What’s driving consumer demand for plant-based alternatives to meat?
The European market for meat alternatives is rapidly expanding, with the UK market alone reportedly worth £572m in 2017, a £33m increase from just two years earlier (http://bit.ly/2CKCrYN) and retail sales are predicted to continue growing to £658m by 2021.
environment and sustainability,
appetite and satiety,
India is one of the key markets poised for future growth. If the country continues to develop at its current rate, it will become the world’s 5th largest economy by 2025.
The Indian consumer segment is dominated by a large urban mass, including both graduates and blue collar workers, and the country has one of the youngest populations in the world. More than 50% of the consumer base is less than 30 years old, including 440 millennials and 390 million members of generation Z (born after 2000). An increasing number of these young people have higher disposable incomes than their older counterparts and a greater tendency to spend their money rather than save it.
retail and marketing,
Contamination of foods by foreign matter other than microorganisms or chemicals is a continuing problem for the food industry. Metal, glass splinters and pieces of plastic are relatively common physical contaminants, but rubber, wood, hair, feathers, bone, whole insects or insect parts and carcasses of small animals, such as birds and mice, are also found.
Fresh fruit and vegetables form an essential part of a healthy diet. However, while they are undeniably good for us, their consumption may, on occasion, pose a risk to our health. The contamination of plant foods by bacteria tends to be less well known about than that of animal-derived foods, but is, nevertheless, a matter of great importance for food safety.

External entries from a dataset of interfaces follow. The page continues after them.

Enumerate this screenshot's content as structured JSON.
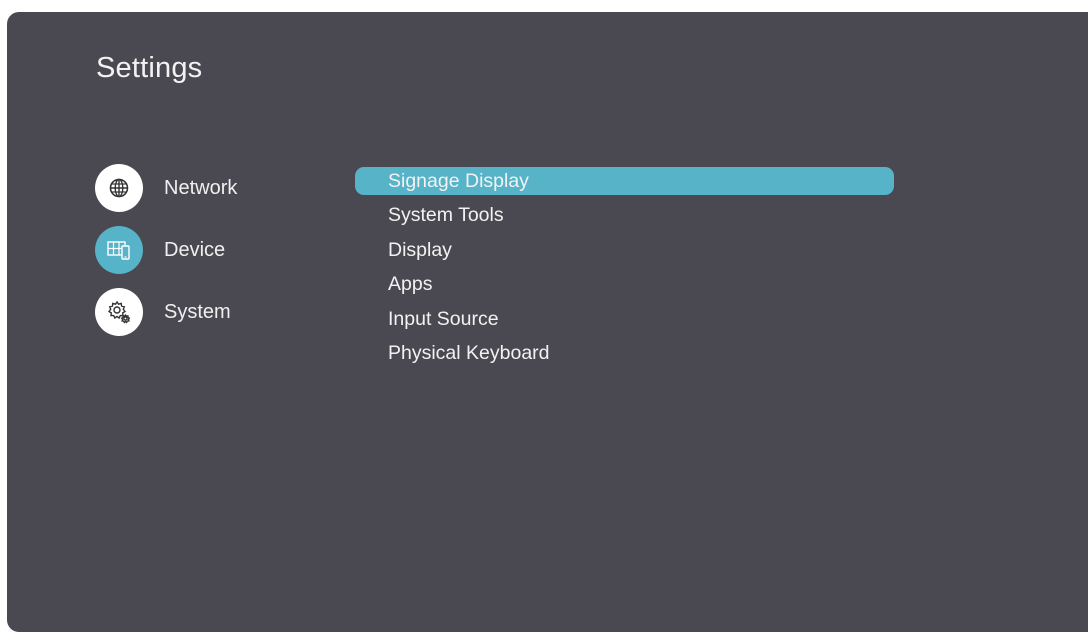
{
  "page": {
    "title": "Settings"
  },
  "categories": [
    {
      "label": "Network",
      "icon": "globe-icon",
      "active": false
    },
    {
      "label": "Device",
      "icon": "device-icon",
      "active": true
    },
    {
      "label": "System",
      "icon": "gear-icon",
      "active": false
    }
  ],
  "submenu": {
    "selected": "Signage Display",
    "items": [
      {
        "label": "Signage Display"
      },
      {
        "label": "System Tools"
      },
      {
        "label": "Display"
      },
      {
        "label": "Apps"
      },
      {
        "label": "Input Source"
      },
      {
        "label": "Physical Keyboard"
      }
    ]
  },
  "colors": {
    "panel_background": "#4a4951",
    "accent": "#56b3c8",
    "text": "#f2f2f2",
    "icon_circle": "#ffffff"
  }
}
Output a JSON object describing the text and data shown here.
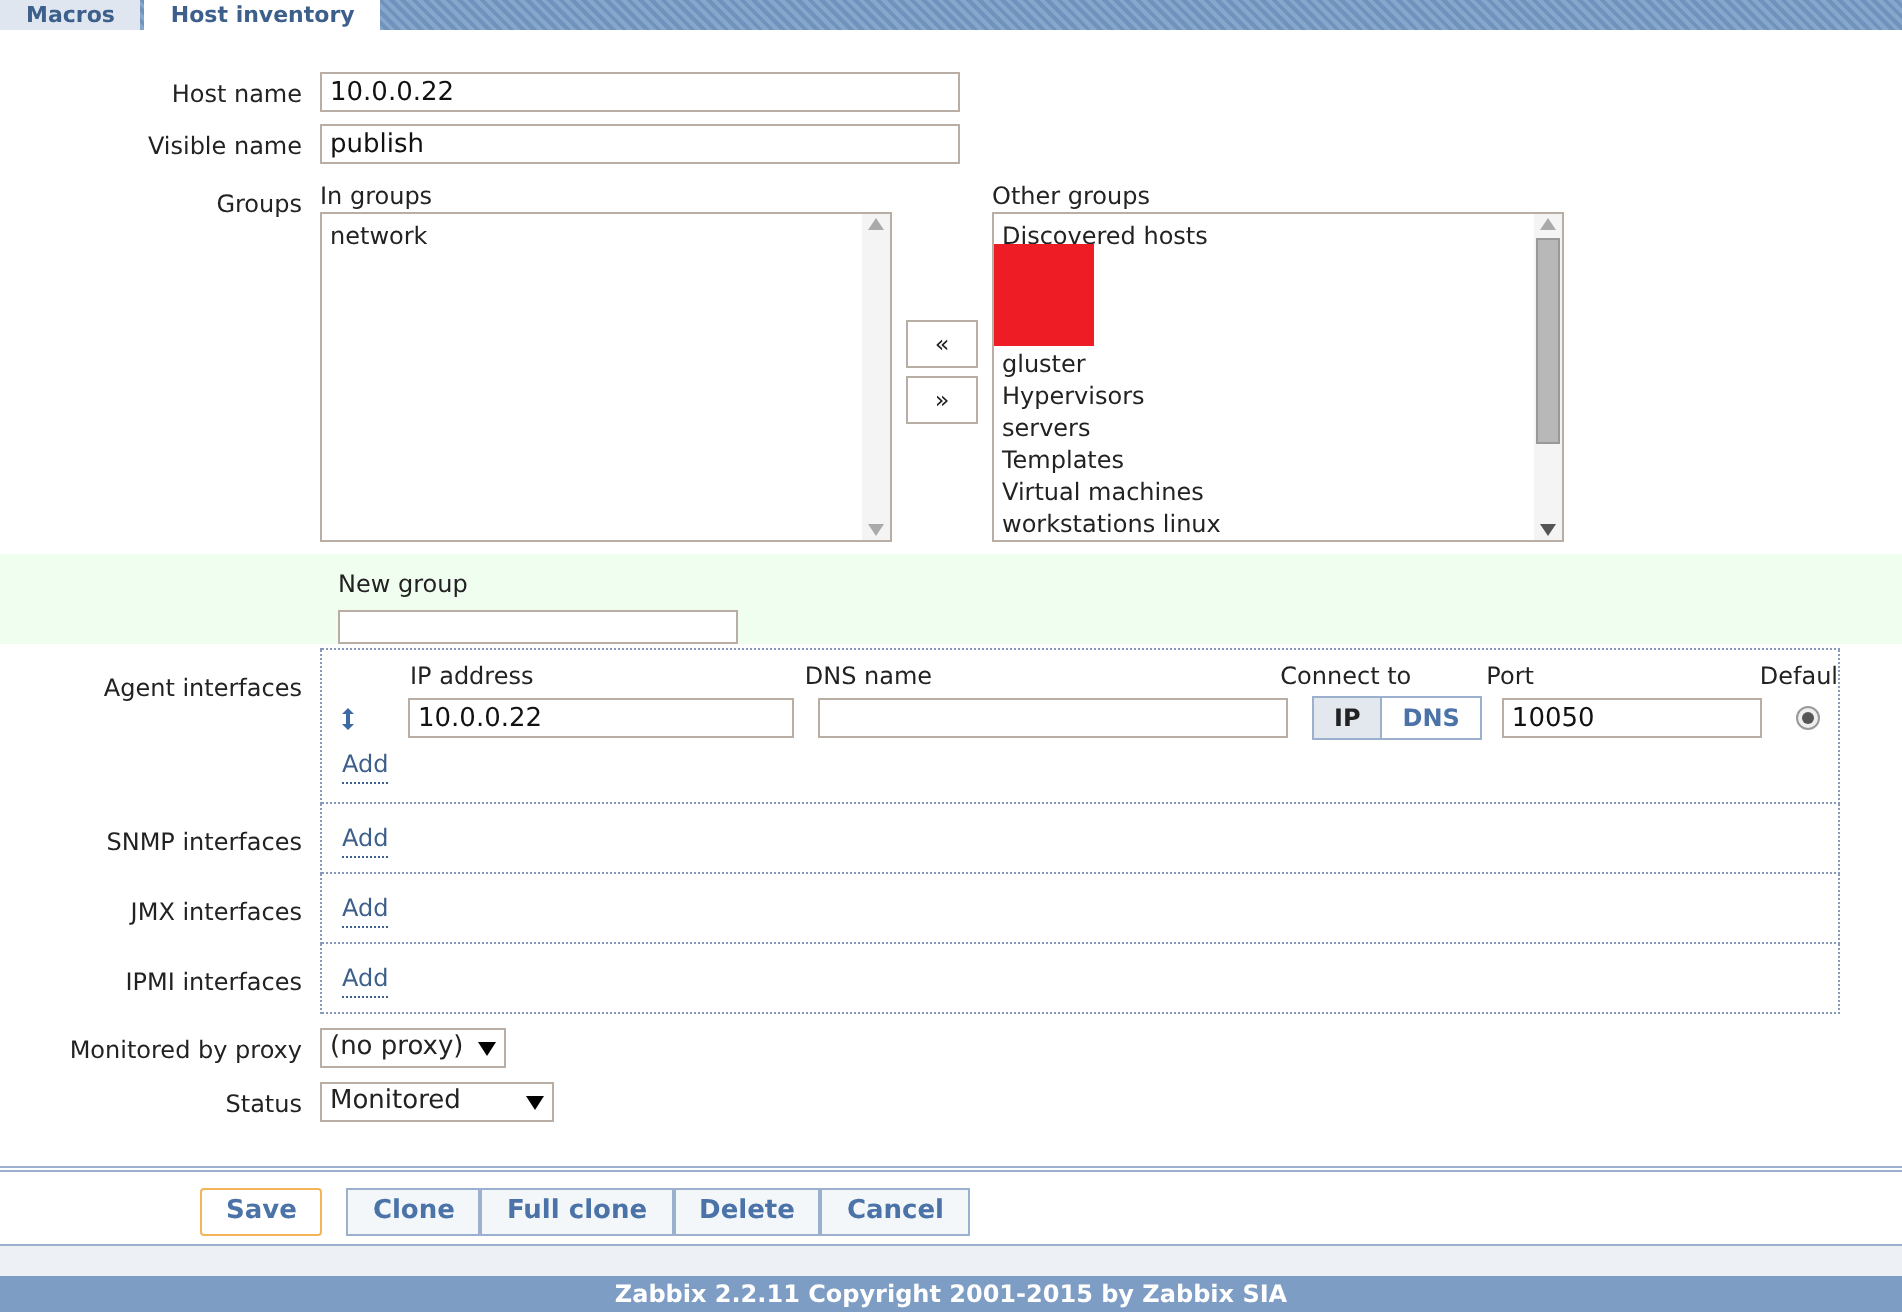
{
  "tabs": [
    {
      "label": "Macros",
      "selected": false
    },
    {
      "label": "Host inventory",
      "selected": true
    }
  ],
  "host_name": {
    "label": "Host name",
    "value": "10.0.0.22"
  },
  "visible_name": {
    "label": "Visible name",
    "value": "publish"
  },
  "groups": {
    "label": "Groups",
    "in_title": "In groups",
    "in_items": [
      "network"
    ],
    "other_title": "Other groups",
    "other_items": [
      {
        "label": "Discovered hosts",
        "redacted": false
      },
      {
        "redacted": true
      },
      {
        "redacted": true
      },
      {
        "redacted": true
      },
      {
        "label": "gluster",
        "redacted": false
      },
      {
        "label": "Hypervisors",
        "redacted": false
      },
      {
        "label": "servers",
        "redacted": false
      },
      {
        "label": "Templates",
        "redacted": false
      },
      {
        "label": "Virtual machines",
        "redacted": false
      },
      {
        "label": "workstations linux",
        "redacted": false
      }
    ],
    "move_left": "«",
    "move_right": "»"
  },
  "new_group": {
    "label": "New group"
  },
  "agent_interfaces": {
    "label": "Agent interfaces",
    "headers": [
      "IP address",
      "DNS name",
      "Connect to",
      "Port",
      "Defaul"
    ],
    "rows": [
      {
        "ip": "10.0.0.22",
        "dns": "",
        "connect": [
          {
            "label": "IP",
            "selected": true
          },
          {
            "label": "DNS",
            "selected": false
          }
        ],
        "port": "10050",
        "default": true
      }
    ],
    "add": "Add"
  },
  "other_interfaces": [
    {
      "label": "SNMP interfaces",
      "add": "Add"
    },
    {
      "label": "JMX interfaces",
      "add": "Add"
    },
    {
      "label": "IPMI interfaces",
      "add": "Add"
    }
  ],
  "proxy": {
    "label": "Monitored by proxy",
    "value": "(no proxy)"
  },
  "status": {
    "label": "Status",
    "value": "Monitored"
  },
  "buttons": [
    {
      "label": "Save",
      "kind": "primary"
    },
    {
      "label": "Clone",
      "kind": "group"
    },
    {
      "label": "Full clone",
      "kind": "group"
    },
    {
      "label": "Delete",
      "kind": "group"
    },
    {
      "label": "Cancel",
      "kind": "group"
    }
  ],
  "footer": "Zabbix 2.2.11 Copyright 2001-2015 by Zabbix SIA"
}
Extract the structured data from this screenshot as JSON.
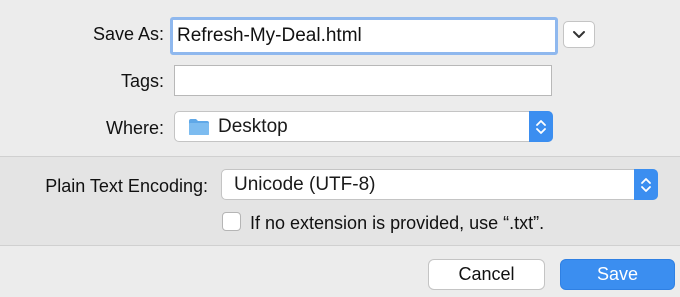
{
  "dialog": {
    "save_as_label": "Save As:",
    "save_as_value": "Refresh-My-Deal.html",
    "tags_label": "Tags:",
    "tags_value": "",
    "where_label": "Where:",
    "where_value": "Desktop",
    "encoding_label": "Plain Text Encoding:",
    "encoding_value": "Unicode (UTF-8)",
    "extension_checkbox_label": "If no extension is provided, use “.txt”.",
    "extension_checkbox_checked": false,
    "cancel_label": "Cancel",
    "save_label": "Save"
  },
  "icons": {
    "expand": "chevron-down-icon",
    "where": "folder-icon",
    "stepper": "up-down-chevron-icon"
  },
  "colors": {
    "accent": "#3b8ef0",
    "focus_ring": "#8fb8ee",
    "folder": "#5fa8e8"
  }
}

Bacterial contamination can affect a wide range of fruits, vegetables and other plant-derived foods, and several different species of bacteria may be responsible. Food recalls due to potential bacterial contamination have been issued for several different plant foods over the last few years, including watercress, freeze-dried sliced fruit and even a variety of herbs and spices, with Escherichia coli (E. coli) and Salmonella being some of the main culprits.
Nutrition and food safety are two vitally important issues that affect all of the world’s people. Many countries throughout the world are increasingly interdependent on the availability of their food supply and on its safety. As a result, communications about these issues are becoming truly global.
International aspects of nutrition and food safety
In less developed areas of the world, the assurance of an adequate food supply, the availability of sufficient nutrient density, and the prevention of foodborne illness can all be critical to the survival of large sections of the population.
regulations and guidance,